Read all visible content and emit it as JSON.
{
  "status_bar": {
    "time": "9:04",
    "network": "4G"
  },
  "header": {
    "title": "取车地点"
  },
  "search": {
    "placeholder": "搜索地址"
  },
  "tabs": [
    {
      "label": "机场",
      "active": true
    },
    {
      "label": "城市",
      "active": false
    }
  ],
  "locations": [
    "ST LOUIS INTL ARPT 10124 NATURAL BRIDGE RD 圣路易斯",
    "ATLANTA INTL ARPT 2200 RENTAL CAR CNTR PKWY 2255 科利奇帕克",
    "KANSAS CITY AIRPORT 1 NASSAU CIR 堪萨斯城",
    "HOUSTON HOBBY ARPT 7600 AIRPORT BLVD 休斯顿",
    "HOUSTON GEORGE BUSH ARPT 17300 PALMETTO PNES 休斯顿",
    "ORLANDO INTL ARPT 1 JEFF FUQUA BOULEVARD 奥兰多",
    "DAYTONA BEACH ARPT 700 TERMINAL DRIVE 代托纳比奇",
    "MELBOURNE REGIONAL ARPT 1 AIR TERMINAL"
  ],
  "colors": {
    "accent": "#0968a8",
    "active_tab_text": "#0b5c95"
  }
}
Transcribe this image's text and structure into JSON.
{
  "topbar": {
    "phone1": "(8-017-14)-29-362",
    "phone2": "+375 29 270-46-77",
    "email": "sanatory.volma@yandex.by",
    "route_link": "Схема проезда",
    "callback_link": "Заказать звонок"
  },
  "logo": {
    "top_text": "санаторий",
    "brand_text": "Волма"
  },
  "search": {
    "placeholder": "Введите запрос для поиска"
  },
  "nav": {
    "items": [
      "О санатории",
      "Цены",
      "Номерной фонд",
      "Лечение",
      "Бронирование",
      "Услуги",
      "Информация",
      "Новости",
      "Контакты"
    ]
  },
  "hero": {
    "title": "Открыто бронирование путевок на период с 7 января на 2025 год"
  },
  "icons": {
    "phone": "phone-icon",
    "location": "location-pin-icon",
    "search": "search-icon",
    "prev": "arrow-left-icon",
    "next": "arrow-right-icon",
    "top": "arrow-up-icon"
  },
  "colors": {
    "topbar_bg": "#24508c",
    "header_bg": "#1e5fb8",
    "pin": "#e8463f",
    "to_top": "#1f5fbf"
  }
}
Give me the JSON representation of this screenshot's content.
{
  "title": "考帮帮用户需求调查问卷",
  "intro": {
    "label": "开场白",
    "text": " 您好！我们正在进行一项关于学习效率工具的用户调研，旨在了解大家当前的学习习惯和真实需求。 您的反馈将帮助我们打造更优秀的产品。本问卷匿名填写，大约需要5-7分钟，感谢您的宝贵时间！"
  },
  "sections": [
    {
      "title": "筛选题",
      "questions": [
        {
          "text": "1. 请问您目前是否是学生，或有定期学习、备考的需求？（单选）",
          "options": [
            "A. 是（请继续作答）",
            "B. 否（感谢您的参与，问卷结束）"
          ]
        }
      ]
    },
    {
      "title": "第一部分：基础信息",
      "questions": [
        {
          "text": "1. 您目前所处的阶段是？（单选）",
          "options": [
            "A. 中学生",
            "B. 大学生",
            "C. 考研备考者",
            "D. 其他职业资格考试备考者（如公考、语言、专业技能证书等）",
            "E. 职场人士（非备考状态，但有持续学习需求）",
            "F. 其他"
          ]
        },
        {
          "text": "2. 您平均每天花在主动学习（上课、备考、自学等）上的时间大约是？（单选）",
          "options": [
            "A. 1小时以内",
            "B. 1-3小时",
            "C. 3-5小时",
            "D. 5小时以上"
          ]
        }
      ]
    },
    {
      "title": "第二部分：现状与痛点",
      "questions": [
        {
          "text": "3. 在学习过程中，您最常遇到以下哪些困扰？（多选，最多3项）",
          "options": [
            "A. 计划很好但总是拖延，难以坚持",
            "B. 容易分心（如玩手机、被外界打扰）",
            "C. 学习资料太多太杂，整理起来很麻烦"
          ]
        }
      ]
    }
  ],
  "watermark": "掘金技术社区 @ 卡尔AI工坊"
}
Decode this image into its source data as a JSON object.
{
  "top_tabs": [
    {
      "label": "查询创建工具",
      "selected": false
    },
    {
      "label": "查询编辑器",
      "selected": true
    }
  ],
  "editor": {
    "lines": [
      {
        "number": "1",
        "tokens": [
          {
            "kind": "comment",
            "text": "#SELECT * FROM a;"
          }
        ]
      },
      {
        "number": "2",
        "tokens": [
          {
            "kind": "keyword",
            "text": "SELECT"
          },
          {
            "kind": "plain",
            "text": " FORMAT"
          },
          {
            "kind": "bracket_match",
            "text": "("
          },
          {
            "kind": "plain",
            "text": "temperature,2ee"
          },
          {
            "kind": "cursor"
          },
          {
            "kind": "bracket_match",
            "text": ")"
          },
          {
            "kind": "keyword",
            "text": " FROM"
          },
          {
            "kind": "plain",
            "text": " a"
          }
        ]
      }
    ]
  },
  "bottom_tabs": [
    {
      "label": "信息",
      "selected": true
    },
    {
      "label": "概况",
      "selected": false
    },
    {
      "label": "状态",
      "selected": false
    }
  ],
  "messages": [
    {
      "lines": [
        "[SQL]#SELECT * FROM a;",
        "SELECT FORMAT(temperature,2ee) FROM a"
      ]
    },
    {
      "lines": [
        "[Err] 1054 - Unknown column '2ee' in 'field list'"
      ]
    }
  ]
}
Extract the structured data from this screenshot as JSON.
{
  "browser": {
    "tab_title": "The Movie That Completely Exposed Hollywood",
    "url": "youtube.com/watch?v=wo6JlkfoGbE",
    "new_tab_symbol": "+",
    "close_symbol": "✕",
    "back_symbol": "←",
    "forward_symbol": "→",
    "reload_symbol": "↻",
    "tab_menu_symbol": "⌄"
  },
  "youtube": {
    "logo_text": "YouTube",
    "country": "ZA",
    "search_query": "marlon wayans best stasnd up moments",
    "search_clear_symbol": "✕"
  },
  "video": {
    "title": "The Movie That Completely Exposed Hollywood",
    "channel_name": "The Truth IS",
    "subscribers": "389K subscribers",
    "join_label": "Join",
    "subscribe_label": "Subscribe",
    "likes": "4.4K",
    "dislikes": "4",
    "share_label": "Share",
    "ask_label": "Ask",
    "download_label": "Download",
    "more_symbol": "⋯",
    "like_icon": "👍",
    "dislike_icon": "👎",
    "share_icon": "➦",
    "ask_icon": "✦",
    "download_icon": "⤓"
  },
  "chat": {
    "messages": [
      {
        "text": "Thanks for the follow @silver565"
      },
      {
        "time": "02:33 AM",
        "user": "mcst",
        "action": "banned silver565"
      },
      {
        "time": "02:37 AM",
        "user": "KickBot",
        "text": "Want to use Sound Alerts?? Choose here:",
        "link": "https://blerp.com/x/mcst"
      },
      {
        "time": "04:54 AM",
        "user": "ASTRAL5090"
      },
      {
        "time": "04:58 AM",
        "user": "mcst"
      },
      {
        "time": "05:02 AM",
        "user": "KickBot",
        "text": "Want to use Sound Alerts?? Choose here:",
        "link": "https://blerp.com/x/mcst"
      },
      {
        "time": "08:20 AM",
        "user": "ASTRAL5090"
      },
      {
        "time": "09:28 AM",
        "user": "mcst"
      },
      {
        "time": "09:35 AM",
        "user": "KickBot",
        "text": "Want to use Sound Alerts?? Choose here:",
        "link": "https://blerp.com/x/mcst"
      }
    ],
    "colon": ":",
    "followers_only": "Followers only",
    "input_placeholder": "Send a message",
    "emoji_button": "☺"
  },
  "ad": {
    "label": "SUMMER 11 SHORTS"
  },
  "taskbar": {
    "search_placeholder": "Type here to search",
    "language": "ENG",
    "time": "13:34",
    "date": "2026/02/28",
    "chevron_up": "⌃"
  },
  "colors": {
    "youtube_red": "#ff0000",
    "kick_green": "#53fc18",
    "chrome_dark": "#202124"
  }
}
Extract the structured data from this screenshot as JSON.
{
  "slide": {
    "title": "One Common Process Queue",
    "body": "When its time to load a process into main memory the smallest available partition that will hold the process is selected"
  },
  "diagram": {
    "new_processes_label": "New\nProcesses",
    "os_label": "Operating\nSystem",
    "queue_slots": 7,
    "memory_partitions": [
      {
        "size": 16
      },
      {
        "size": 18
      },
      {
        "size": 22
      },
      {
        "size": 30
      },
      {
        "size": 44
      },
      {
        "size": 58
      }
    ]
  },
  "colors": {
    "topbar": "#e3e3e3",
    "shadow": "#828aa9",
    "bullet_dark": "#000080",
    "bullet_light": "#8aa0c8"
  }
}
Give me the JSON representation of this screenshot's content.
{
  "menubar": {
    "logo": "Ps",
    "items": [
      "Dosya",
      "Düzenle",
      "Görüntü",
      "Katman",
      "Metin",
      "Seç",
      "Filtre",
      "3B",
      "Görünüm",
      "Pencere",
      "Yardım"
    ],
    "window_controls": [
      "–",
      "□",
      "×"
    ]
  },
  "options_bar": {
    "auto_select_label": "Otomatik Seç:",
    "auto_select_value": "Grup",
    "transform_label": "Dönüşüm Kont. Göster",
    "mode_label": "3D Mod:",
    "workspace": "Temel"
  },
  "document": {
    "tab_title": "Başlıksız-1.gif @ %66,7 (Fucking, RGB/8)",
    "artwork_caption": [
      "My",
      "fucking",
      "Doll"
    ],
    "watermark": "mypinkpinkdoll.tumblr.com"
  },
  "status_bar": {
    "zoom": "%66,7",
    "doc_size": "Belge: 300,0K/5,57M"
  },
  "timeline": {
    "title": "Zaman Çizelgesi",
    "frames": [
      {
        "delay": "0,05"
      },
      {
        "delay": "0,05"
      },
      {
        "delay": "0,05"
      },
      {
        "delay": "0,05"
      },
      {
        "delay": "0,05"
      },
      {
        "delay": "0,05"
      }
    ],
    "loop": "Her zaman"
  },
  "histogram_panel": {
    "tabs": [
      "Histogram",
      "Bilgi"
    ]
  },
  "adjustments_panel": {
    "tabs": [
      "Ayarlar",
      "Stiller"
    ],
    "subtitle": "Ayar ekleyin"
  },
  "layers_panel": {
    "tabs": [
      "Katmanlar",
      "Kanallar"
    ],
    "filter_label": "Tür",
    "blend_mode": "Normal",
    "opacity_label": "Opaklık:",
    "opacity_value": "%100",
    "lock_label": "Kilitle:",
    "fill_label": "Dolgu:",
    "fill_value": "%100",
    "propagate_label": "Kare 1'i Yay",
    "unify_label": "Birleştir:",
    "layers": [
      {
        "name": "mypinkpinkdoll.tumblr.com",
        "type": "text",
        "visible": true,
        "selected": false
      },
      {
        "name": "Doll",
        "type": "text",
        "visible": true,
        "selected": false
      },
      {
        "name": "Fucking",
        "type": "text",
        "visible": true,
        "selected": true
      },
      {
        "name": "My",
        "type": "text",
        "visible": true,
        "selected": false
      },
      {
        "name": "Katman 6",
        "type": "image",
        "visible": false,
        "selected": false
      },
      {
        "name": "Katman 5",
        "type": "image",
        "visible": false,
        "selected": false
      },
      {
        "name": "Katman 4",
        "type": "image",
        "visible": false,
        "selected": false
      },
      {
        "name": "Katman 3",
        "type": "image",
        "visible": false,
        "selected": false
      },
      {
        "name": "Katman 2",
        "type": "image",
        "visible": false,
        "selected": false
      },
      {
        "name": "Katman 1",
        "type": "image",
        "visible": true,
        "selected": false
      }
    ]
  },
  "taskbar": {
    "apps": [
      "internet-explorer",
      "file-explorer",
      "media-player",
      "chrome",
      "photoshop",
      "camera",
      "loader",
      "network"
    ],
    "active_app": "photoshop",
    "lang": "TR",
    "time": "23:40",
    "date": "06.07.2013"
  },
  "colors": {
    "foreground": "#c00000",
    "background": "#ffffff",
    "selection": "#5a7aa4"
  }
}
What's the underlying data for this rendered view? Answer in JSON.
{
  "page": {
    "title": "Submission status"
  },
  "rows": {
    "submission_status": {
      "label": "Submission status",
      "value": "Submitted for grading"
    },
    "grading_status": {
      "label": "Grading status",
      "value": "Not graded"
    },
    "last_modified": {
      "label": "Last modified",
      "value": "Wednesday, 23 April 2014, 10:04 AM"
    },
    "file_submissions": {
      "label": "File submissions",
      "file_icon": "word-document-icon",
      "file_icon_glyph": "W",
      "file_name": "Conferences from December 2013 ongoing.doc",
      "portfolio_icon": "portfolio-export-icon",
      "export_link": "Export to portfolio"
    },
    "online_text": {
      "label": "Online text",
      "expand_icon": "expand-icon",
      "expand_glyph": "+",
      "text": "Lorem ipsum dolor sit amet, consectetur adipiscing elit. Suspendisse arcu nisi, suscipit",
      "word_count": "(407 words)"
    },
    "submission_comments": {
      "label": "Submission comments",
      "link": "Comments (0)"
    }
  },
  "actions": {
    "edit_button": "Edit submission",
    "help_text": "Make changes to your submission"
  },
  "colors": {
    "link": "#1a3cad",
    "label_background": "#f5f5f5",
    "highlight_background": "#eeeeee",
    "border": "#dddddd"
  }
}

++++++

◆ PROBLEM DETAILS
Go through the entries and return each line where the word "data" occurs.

◆ SOLUTION BELOW
Decode this image into its source data as a JSON object.
Extract the structured data from this screenshot as JSON.
Extract the structured data from this screenshot as JSON.
What's the underlying data for this rendered view? Answer in JSON.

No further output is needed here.